"""
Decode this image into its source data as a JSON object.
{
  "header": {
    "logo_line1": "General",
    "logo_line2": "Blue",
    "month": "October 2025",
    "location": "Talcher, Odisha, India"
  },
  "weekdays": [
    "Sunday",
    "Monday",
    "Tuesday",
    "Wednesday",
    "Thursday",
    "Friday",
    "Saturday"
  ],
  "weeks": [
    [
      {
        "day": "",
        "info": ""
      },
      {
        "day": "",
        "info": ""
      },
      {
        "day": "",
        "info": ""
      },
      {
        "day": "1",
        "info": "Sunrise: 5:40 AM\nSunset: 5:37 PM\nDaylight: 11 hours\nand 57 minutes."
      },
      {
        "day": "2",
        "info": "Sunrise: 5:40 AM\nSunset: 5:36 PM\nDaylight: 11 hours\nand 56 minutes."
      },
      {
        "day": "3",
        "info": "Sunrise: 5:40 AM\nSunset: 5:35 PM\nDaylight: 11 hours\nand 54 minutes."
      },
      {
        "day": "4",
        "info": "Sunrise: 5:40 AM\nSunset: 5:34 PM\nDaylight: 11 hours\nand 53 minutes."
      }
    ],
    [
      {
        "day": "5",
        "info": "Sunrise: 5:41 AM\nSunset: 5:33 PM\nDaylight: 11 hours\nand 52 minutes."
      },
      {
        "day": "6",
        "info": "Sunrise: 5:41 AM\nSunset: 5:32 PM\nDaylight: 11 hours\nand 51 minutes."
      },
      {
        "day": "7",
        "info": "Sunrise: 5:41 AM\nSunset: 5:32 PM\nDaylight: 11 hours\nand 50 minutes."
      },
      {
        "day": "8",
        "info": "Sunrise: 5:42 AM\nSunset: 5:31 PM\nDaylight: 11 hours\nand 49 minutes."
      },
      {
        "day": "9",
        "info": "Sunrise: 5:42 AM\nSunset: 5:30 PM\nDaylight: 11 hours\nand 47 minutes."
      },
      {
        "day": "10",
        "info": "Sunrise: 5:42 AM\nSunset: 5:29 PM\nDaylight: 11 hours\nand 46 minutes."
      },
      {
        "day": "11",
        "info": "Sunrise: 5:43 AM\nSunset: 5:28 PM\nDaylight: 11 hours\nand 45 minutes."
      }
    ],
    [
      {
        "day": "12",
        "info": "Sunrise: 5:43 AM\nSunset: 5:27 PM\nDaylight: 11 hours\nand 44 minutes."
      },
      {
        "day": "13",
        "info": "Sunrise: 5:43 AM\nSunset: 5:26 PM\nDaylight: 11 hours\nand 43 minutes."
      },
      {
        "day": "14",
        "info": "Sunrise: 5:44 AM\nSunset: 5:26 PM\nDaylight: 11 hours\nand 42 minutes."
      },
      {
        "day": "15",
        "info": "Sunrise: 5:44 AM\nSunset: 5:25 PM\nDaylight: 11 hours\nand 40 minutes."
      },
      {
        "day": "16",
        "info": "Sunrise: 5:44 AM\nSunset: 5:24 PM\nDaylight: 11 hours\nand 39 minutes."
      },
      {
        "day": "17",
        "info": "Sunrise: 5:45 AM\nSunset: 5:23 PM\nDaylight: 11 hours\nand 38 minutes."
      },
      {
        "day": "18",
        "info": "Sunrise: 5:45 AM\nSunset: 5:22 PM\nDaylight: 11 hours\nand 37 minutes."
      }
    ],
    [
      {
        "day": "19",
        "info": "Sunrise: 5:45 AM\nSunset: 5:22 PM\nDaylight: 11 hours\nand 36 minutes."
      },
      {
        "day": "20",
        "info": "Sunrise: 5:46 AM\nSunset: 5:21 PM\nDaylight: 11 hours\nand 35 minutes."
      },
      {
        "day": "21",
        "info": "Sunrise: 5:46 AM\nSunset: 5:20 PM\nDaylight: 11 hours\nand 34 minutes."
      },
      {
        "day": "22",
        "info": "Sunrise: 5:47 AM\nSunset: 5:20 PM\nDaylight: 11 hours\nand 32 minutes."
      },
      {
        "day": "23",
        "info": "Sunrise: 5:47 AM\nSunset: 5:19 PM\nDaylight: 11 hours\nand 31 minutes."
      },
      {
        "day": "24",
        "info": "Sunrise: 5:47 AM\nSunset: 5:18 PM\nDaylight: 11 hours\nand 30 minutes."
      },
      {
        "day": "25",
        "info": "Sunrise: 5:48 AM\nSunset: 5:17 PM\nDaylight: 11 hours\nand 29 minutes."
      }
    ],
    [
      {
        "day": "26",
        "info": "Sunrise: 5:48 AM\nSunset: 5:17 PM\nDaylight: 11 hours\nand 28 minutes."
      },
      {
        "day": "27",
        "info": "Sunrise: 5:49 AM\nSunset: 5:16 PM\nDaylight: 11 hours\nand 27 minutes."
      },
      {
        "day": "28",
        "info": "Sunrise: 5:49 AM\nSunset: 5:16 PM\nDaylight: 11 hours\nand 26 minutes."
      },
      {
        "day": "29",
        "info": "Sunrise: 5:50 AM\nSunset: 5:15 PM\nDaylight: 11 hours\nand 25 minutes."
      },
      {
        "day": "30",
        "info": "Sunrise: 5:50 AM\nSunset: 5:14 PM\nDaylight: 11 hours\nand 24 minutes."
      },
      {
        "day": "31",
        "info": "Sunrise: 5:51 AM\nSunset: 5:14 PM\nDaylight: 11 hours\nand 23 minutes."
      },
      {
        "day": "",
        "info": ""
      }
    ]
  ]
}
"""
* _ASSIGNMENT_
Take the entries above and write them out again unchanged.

* _WRITTEN SOLUTION_
Decode this image into its source data as a JSON object.
{
  "header": {
    "logo_line1": "General",
    "logo_line2": "Blue",
    "month": "October 2025",
    "location": "Talcher, Odisha, India"
  },
  "weekdays": [
    "Sunday",
    "Monday",
    "Tuesday",
    "Wednesday",
    "Thursday",
    "Friday",
    "Saturday"
  ],
  "weeks": [
    [
      {
        "day": "",
        "info": ""
      },
      {
        "day": "",
        "info": ""
      },
      {
        "day": "",
        "info": ""
      },
      {
        "day": "1",
        "info": "Sunrise: 5:40 AM\nSunset: 5:37 PM\nDaylight: 11 hours\nand 57 minutes."
      },
      {
        "day": "2",
        "info": "Sunrise: 5:40 AM\nSunset: 5:36 PM\nDaylight: 11 hours\nand 56 minutes."
      },
      {
        "day": "3",
        "info": "Sunrise: 5:40 AM\nSunset: 5:35 PM\nDaylight: 11 hours\nand 54 minutes."
      },
      {
        "day": "4",
        "info": "Sunrise: 5:40 AM\nSunset: 5:34 PM\nDaylight: 11 hours\nand 53 minutes."
      }
    ],
    [
      {
        "day": "5",
        "info": "Sunrise: 5:41 AM\nSunset: 5:33 PM\nDaylight: 11 hours\nand 52 minutes."
      },
      {
        "day": "6",
        "info": "Sunrise: 5:41 AM\nSunset: 5:32 PM\nDaylight: 11 hours\nand 51 minutes."
      },
      {
        "day": "7",
        "info": "Sunrise: 5:41 AM\nSunset: 5:32 PM\nDaylight: 11 hours\nand 50 minutes."
      },
      {
        "day": "8",
        "info": "Sunrise: 5:42 AM\nSunset: 5:31 PM\nDaylight: 11 hours\nand 49 minutes."
      },
      {
        "day": "9",
        "info": "Sunrise: 5:42 AM\nSunset: 5:30 PM\nDaylight: 11 hours\nand 47 minutes."
      },
      {
        "day": "10",
        "info": "Sunrise: 5:42 AM\nSunset: 5:29 PM\nDaylight: 11 hours\nand 46 minutes."
      },
      {
        "day": "11",
        "info": "Sunrise: 5:43 AM\nSunset: 5:28 PM\nDaylight: 11 hours\nand 45 minutes."
      }
    ],
    [
      {
        "day": "12",
        "info": "Sunrise: 5:43 AM\nSunset: 5:27 PM\nDaylight: 11 hours\nand 44 minutes."
      },
      {
        "day": "13",
        "info": "Sunrise: 5:43 AM\nSunset: 5:26 PM\nDaylight: 11 hours\nand 43 minutes."
      },
      {
        "day": "14",
        "info": "Sunrise: 5:44 AM\nSunset: 5:26 PM\nDaylight: 11 hours\nand 42 minutes."
      },
      {
        "day": "15",
        "info": "Sunrise: 5:44 AM\nSunset: 5:25 PM\nDaylight: 11 hours\nand 40 minutes."
      },
      {
        "day": "16",
        "info": "Sunrise: 5:44 AM\nSunset: 5:24 PM\nDaylight: 11 hours\nand 39 minutes."
      },
      {
        "day": "17",
        "info": "Sunrise: 5:45 AM\nSunset: 5:23 PM\nDaylight: 11 hours\nand 38 minutes."
      },
      {
        "day": "18",
        "info": "Sunrise: 5:45 AM\nSunset: 5:22 PM\nDaylight: 11 hours\nand 37 minutes."
      }
    ],
    [
      {
        "day": "19",
        "info": "Sunrise: 5:45 AM\nSunset: 5:22 PM\nDaylight: 11 hours\nand 36 minutes."
      },
      {
        "day": "20",
        "info": "Sunrise: 5:46 AM\nSunset: 5:21 PM\nDaylight: 11 hours\nand 35 minutes."
      },
      {
        "day": "21",
        "info": "Sunrise: 5:46 AM\nSunset: 5:20 PM\nDaylight: 11 hours\nand 34 minutes."
      },
      {
        "day": "22",
        "info": "Sunrise: 5:47 AM\nSunset: 5:20 PM\nDaylight: 11 hours\nand 32 minutes."
      },
      {
        "day": "23",
        "info": "Sunrise: 5:47 AM\nSunset: 5:19 PM\nDaylight: 11 hours\nand 31 minutes."
      },
      {
        "day": "24",
        "info": "Sunrise: 5:47 AM\nSunset: 5:18 PM\nDaylight: 11 hours\nand 30 minutes."
      },
      {
        "day": "25",
        "info": "Sunrise: 5:48 AM\nSunset: 5:17 PM\nDaylight: 11 hours\nand 29 minutes."
      }
    ],
    [
      {
        "day": "26",
        "info": "Sunrise: 5:48 AM\nSunset: 5:17 PM\nDaylight: 11 hours\nand 28 minutes."
      },
      {
        "day": "27",
        "info": "Sunrise: 5:49 AM\nSunset: 5:16 PM\nDaylight: 11 hours\nand 27 minutes."
      },
      {
        "day": "28",
        "info": "Sunrise: 5:49 AM\nSunset: 5:16 PM\nDaylight: 11 hours\nand 26 minutes."
      },
      {
        "day": "29",
        "info": "Sunrise: 5:50 AM\nSunset: 5:15 PM\nDaylight: 11 hours\nand 25 minutes."
      },
      {
        "day": "30",
        "info": "Sunrise: 5:50 AM\nSunset: 5:14 PM\nDaylight: 11 hours\nand 24 minutes."
      },
      {
        "day": "31",
        "info": "Sunrise: 5:51 AM\nSunset: 5:14 PM\nDaylight: 11 hours\nand 23 minutes."
      },
      {
        "day": "",
        "info": ""
      }
    ]
  ]
}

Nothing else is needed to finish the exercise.